= RECORDS FOR THIS EXERCISE =
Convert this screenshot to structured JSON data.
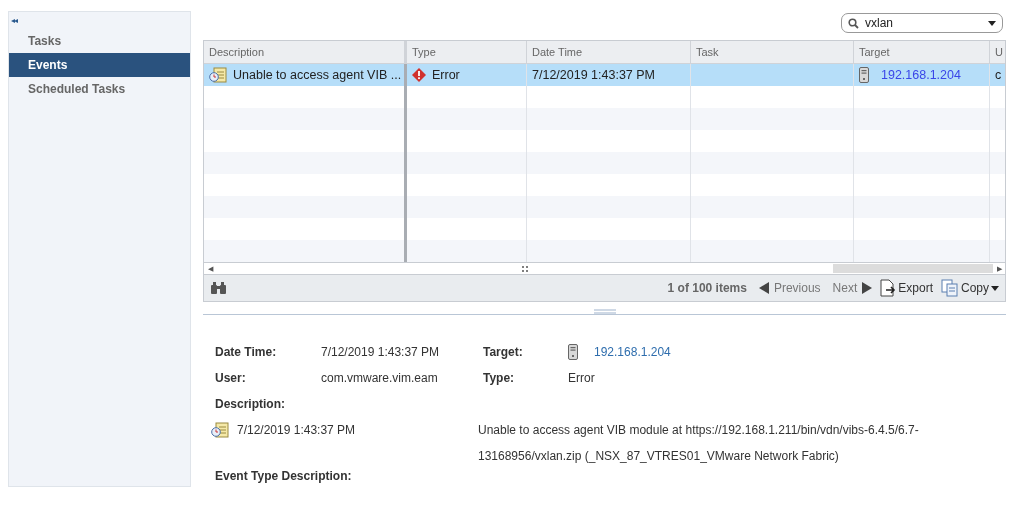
{
  "sidebar": {
    "collapse": "◂◂",
    "items": [
      {
        "label": "Tasks",
        "selected": false
      },
      {
        "label": "Events",
        "selected": true
      },
      {
        "label": "Scheduled Tasks",
        "selected": false
      }
    ]
  },
  "search": {
    "value": "vxlan"
  },
  "grid": {
    "columns": [
      "Description",
      "Type",
      "Date Time",
      "Task",
      "Target",
      "U"
    ],
    "scroll_left": "◀",
    "scroll_right": "▶",
    "rows": [
      {
        "selected": true,
        "description": "Unable to access agent VIB ...",
        "type": "Error",
        "date_time": "7/12/2019 1:43:37 PM",
        "target": "192.168.1.204",
        "column_6": "c"
      }
    ]
  },
  "pager": {
    "count": "1 of 100 items",
    "previous": "Previous",
    "next": "Next",
    "export": "Export",
    "copy": "Copy"
  },
  "details": {
    "fields": [
      {
        "label": "Date Time:",
        "value": "7/12/2019 1:43:37 PM",
        "kind": "text"
      },
      {
        "label": "Target:",
        "value": "192.168.1.204",
        "kind": "link"
      },
      {
        "label": "User:",
        "value": "com.vmware.vim.eam",
        "kind": "text"
      },
      {
        "label": "Type:",
        "value": "Error",
        "kind": "text"
      }
    ],
    "description_label": "Description:",
    "entry": {
      "time": "7/12/2019 1:43:37 PM",
      "message": "Unable to access agent VIB module at https://192.168.1.211/bin/vdn/vibs-6.4.5/6.7-13168956/vxlan.zip (_NSX_87_VTRES01_VMware Network Fabric)"
    },
    "event_type_label": "Event Type Description:"
  }
}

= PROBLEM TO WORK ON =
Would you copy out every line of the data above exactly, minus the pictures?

= WRITTEN ANSWER =
Convert this screenshot to structured JSON data.
{
  "sidebar": {
    "collapse": "◂◂",
    "items": [
      {
        "label": "Tasks",
        "selected": false
      },
      {
        "label": "Events",
        "selected": true
      },
      {
        "label": "Scheduled Tasks",
        "selected": false
      }
    ]
  },
  "search": {
    "value": "vxlan"
  },
  "grid": {
    "columns": [
      "Description",
      "Type",
      "Date Time",
      "Task",
      "Target",
      "U"
    ],
    "scroll_left": "◀",
    "scroll_right": "▶",
    "rows": [
      {
        "selected": true,
        "description": "Unable to access agent VIB ...",
        "type": "Error",
        "date_time": "7/12/2019 1:43:37 PM",
        "target": "192.168.1.204",
        "column_6": "c"
      }
    ]
  },
  "pager": {
    "count": "1 of 100 items",
    "previous": "Previous",
    "next": "Next",
    "export": "Export",
    "copy": "Copy"
  },
  "details": {
    "fields": [
      {
        "label": "Date Time:",
        "value": "7/12/2019 1:43:37 PM",
        "kind": "text"
      },
      {
        "label": "Target:",
        "value": "192.168.1.204",
        "kind": "link"
      },
      {
        "label": "User:",
        "value": "com.vmware.vim.eam",
        "kind": "text"
      },
      {
        "label": "Type:",
        "value": "Error",
        "kind": "text"
      }
    ],
    "description_label": "Description:",
    "entry": {
      "time": "7/12/2019 1:43:37 PM",
      "message": "Unable to access agent VIB module at https://192.168.1.211/bin/vdn/vibs-6.4.5/6.7-13168956/vxlan.zip (_NSX_87_VTRES01_VMware Network Fabric)"
    },
    "event_type_label": "Event Type Description:"
  }
}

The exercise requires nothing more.